▶ [Exercise prompt]
For this exercise, copy out each line of the material below that includes "keyword".
┌──
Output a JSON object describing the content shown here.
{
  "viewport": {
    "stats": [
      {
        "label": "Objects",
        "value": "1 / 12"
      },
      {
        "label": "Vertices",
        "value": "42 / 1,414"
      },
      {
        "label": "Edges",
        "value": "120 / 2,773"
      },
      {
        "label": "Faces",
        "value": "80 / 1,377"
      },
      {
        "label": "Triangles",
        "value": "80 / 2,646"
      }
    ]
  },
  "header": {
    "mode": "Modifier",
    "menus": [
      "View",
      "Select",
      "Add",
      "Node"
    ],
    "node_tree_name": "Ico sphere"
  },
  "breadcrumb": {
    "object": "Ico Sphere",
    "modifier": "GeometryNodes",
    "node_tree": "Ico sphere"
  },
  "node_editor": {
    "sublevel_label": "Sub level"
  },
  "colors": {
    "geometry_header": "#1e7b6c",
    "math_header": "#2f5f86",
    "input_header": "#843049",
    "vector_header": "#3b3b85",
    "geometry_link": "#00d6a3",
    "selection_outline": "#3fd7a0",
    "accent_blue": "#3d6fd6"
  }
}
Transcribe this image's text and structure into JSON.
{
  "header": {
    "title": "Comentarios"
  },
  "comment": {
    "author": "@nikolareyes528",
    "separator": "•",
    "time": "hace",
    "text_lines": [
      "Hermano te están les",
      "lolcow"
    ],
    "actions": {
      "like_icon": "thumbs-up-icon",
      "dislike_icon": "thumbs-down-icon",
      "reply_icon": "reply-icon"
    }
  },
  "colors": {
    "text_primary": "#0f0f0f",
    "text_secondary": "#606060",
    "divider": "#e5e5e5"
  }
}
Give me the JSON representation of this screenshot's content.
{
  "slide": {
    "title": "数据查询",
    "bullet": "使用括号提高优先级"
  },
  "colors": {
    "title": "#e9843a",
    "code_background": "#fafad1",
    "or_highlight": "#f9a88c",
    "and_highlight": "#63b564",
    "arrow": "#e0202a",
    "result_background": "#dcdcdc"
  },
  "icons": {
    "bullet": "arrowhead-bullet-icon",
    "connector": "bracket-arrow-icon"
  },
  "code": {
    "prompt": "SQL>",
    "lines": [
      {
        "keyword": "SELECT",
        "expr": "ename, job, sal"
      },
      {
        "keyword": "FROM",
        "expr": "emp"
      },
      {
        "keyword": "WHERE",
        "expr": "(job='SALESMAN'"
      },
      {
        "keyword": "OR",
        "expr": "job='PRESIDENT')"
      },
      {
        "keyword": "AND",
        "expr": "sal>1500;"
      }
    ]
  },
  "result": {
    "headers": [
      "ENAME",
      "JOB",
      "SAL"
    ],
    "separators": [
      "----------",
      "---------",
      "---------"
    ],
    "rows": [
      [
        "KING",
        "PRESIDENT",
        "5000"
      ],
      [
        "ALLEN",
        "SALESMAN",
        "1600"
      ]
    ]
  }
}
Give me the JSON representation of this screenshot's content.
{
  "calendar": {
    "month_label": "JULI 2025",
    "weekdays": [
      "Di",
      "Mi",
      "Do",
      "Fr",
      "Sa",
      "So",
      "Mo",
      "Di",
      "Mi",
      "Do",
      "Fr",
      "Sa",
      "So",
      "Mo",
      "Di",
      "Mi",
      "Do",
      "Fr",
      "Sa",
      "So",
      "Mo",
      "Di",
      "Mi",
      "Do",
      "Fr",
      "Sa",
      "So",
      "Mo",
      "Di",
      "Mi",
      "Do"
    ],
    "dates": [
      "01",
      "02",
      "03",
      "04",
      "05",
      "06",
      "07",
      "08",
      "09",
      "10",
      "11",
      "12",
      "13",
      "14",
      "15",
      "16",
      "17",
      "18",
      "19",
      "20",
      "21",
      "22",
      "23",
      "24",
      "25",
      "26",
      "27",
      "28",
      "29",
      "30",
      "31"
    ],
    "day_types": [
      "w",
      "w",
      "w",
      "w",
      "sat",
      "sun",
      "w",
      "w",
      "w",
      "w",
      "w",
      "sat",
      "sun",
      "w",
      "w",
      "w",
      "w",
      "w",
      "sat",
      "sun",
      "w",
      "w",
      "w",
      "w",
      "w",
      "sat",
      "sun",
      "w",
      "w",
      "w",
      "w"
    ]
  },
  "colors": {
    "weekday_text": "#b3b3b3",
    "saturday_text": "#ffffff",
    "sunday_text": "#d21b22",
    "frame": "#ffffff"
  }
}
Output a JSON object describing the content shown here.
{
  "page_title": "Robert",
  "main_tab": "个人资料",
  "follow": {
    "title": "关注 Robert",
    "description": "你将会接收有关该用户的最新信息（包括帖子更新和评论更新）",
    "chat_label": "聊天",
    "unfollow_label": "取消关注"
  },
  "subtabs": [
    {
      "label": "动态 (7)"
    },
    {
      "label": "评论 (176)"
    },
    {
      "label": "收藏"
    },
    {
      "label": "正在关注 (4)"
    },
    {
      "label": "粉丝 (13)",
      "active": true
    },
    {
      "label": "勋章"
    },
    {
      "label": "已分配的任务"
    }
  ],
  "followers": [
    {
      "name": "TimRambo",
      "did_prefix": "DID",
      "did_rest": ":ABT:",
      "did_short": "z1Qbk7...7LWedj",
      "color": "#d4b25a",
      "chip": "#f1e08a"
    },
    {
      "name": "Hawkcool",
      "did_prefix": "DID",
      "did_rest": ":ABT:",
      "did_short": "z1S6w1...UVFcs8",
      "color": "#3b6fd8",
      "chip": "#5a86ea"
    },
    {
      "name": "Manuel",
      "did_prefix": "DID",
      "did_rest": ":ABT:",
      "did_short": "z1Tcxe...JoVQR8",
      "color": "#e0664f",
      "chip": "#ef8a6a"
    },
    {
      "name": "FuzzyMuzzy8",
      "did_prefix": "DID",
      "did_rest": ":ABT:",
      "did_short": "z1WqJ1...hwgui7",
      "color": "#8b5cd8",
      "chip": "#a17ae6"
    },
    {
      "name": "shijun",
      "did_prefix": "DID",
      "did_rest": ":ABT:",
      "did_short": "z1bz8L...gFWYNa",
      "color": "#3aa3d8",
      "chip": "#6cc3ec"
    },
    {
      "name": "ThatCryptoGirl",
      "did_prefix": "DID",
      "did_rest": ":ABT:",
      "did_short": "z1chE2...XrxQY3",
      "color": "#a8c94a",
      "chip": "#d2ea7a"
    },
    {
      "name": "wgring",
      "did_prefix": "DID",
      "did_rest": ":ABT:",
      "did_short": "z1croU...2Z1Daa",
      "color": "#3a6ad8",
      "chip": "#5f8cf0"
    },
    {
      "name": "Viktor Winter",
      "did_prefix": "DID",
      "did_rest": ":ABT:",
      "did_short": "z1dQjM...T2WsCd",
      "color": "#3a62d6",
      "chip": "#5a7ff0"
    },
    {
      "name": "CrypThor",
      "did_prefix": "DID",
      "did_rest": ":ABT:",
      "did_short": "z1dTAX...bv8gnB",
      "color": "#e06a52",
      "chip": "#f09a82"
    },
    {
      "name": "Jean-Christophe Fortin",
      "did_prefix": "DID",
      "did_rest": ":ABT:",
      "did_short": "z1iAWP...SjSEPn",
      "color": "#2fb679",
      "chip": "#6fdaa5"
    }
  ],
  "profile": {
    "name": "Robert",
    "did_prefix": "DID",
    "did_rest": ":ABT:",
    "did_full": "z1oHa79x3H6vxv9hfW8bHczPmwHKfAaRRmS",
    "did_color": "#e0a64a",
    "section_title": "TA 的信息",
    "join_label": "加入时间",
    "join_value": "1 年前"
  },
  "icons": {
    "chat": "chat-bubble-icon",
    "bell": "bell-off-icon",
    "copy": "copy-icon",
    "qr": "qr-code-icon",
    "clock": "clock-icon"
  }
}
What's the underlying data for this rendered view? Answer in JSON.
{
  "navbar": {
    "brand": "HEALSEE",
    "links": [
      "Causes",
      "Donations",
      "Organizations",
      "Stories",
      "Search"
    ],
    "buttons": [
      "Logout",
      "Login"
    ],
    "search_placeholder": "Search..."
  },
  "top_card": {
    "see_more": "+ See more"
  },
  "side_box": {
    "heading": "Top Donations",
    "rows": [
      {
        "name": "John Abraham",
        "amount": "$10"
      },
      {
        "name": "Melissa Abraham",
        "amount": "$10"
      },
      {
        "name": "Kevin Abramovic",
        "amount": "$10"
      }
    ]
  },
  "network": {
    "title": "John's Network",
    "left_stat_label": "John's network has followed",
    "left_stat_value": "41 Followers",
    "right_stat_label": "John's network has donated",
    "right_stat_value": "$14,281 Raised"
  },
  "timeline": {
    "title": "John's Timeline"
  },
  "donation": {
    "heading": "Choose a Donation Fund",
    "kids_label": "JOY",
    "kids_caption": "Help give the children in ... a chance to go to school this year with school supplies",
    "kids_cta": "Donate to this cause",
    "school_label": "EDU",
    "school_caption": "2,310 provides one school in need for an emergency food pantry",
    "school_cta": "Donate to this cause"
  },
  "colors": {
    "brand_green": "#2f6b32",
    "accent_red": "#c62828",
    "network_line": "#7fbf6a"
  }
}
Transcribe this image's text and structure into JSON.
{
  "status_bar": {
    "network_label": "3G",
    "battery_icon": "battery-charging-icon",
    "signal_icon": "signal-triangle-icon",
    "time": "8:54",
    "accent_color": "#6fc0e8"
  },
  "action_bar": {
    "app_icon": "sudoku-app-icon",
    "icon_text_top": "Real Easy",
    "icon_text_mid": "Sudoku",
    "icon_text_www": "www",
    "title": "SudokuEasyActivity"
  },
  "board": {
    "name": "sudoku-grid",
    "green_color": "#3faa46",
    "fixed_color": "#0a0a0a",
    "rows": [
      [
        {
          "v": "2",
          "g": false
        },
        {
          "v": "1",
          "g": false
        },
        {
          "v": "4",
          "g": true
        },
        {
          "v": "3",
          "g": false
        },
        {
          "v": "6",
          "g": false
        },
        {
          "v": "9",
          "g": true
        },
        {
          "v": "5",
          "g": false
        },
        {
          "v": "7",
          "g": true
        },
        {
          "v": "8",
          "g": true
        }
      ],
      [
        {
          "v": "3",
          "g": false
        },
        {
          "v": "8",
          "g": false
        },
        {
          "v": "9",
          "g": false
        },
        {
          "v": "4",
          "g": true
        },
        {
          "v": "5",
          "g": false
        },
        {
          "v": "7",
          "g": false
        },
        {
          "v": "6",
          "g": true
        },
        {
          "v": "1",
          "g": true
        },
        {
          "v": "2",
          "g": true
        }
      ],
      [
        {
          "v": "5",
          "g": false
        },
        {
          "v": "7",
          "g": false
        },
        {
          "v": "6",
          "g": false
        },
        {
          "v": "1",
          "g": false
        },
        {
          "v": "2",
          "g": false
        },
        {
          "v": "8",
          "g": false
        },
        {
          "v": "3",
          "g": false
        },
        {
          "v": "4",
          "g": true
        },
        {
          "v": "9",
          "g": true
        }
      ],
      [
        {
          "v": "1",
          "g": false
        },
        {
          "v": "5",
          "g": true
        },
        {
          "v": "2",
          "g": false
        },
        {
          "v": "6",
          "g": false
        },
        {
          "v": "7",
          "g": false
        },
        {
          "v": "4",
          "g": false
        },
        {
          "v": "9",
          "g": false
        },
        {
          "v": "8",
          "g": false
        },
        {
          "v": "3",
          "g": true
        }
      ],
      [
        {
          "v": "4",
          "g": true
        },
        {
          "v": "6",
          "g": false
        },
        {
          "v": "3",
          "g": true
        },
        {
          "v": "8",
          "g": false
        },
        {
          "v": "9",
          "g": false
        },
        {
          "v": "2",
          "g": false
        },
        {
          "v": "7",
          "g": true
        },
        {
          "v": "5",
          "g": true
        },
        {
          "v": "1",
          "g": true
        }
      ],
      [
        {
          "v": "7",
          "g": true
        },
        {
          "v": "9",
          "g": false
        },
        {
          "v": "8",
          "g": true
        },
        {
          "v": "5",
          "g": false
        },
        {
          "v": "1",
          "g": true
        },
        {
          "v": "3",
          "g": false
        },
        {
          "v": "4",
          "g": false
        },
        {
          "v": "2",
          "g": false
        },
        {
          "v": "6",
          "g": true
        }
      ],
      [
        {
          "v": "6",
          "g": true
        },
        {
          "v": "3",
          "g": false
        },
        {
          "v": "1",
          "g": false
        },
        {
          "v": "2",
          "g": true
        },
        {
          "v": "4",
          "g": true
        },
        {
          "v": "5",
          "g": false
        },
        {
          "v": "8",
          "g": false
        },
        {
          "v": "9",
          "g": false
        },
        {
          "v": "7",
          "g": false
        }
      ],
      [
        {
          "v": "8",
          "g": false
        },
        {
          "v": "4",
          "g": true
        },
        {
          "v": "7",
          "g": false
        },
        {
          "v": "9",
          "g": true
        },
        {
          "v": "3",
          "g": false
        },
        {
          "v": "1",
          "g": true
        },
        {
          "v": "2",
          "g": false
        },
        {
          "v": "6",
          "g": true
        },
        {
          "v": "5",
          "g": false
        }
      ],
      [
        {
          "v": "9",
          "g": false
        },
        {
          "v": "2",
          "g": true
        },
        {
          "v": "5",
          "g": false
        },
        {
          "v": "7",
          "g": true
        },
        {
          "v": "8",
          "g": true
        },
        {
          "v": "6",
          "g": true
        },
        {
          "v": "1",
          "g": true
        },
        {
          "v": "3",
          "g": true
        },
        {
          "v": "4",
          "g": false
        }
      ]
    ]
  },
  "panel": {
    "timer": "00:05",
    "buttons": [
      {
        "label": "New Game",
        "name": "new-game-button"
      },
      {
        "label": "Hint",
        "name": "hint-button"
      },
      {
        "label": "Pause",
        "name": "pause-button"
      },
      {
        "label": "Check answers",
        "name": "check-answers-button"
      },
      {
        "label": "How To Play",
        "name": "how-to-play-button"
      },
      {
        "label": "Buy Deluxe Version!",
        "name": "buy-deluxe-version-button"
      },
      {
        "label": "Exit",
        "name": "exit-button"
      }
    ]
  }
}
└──
▶ [Task solution]
        "keyword": "SELECT",
        "keyword": "FROM",
        "keyword": "WHERE",
        "keyword": "OR",
        "keyword": "AND",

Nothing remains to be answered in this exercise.